Representation as politics: asserting a feminist ethic in ethnographic research

Sarah Leaney, Rebecca Webb

Research output: Contribution to journalArticle

Abstract

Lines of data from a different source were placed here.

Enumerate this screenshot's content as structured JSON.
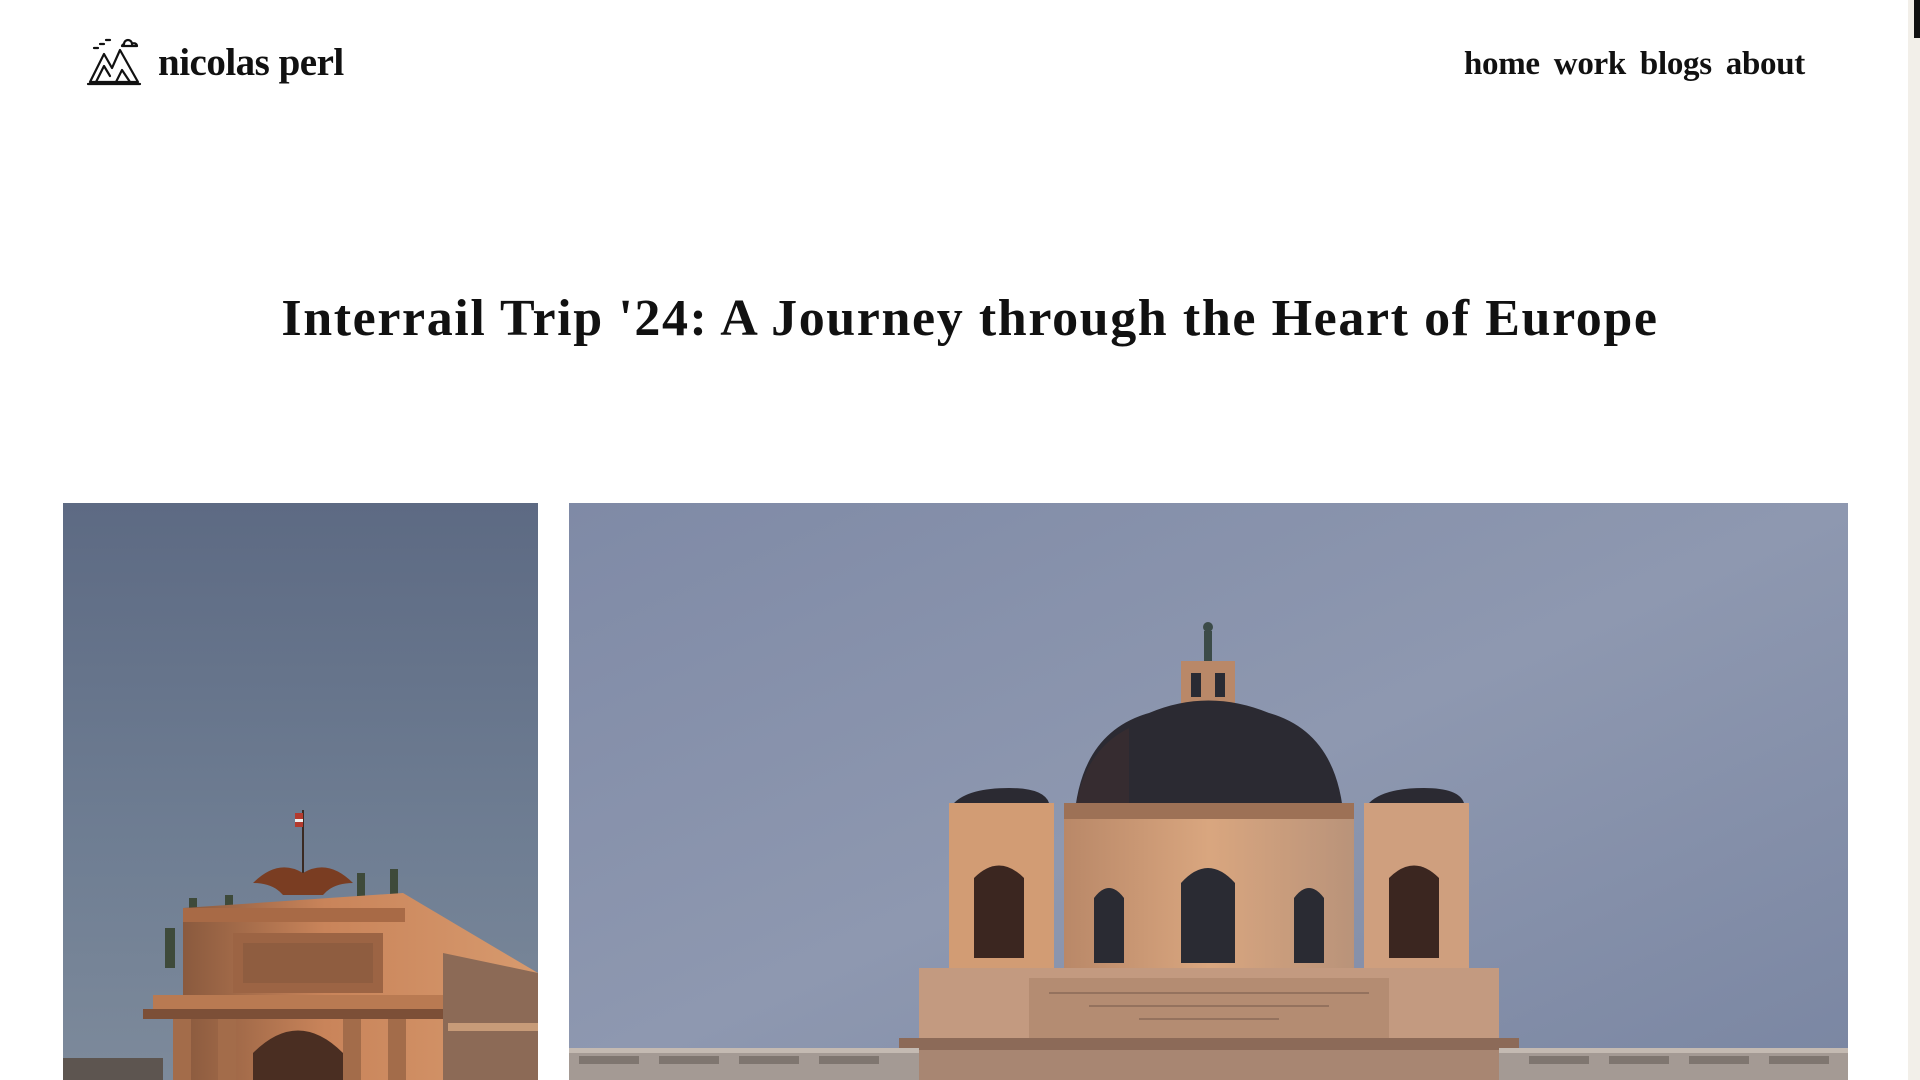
{
  "header": {
    "site_name": "nicolas perl",
    "logo_icon": "mountains-icon"
  },
  "nav": {
    "items": [
      {
        "label": "home"
      },
      {
        "label": "work"
      },
      {
        "label": "blogs"
      },
      {
        "label": "about"
      }
    ]
  },
  "post": {
    "title": "Interrail Trip '24: A Journey through the Heart of Europe"
  },
  "gallery": {
    "images": [
      {
        "subject": "ornate palace rooftop with eagle statue at sunset"
      },
      {
        "subject": "domed museum facade with towers at sunset"
      }
    ]
  },
  "colors": {
    "text": "#111111",
    "background": "#ffffff",
    "sky_top": "#6b7a92",
    "sky_bottom": "#9aa3b9",
    "stone_lit": "#c98b5f"
  }
}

As ethnographers we are familiar with methodological debates problematising ethnography's inherited and inherent connections to ideas of authenticity commonly mobilised to legitimate modes of representation. In this paper, we engage with the post-structural philosophies of Jacques Rancière and Judith Butler, to argue that methodological tools of representation are always ‘political’ and as such shape the limitations of what can be known. In order to trace the overlapping methodological foundations which inform our ethnographic representations, we introduce three paradigmatic constructions of ethnography. By paying attention to the ways in which our ethnographic representations mark the perceptibility of educational practices and purposes, we assert a feminist ethic through the representation of the ‘livable life’ as a productive methodological provocation.
Original languageEnglish
JournalEthnography and Education
DOIs
Publication statusPublished - 2 Feb 2020

Bibliographical note

This is an Accepted Manuscript of an article published by Taylor & Francis Group in Ethnography and Education on 02/02/2020, available online: http://www.tandfonline.com/10.1080/17457823.2020.1722952

Keywords

  • Post-structural ethnography
  • Politics
  • Representation
  • Feminist ethic
  • Livable life
  • feminist ethic
  • politics
  • livable lives
  • representation

Fingerprint Dive into the research topics of 'Representation as politics: asserting a feminist ethic in ethnographic research'. Together they form a unique fingerprint.

  • Cite this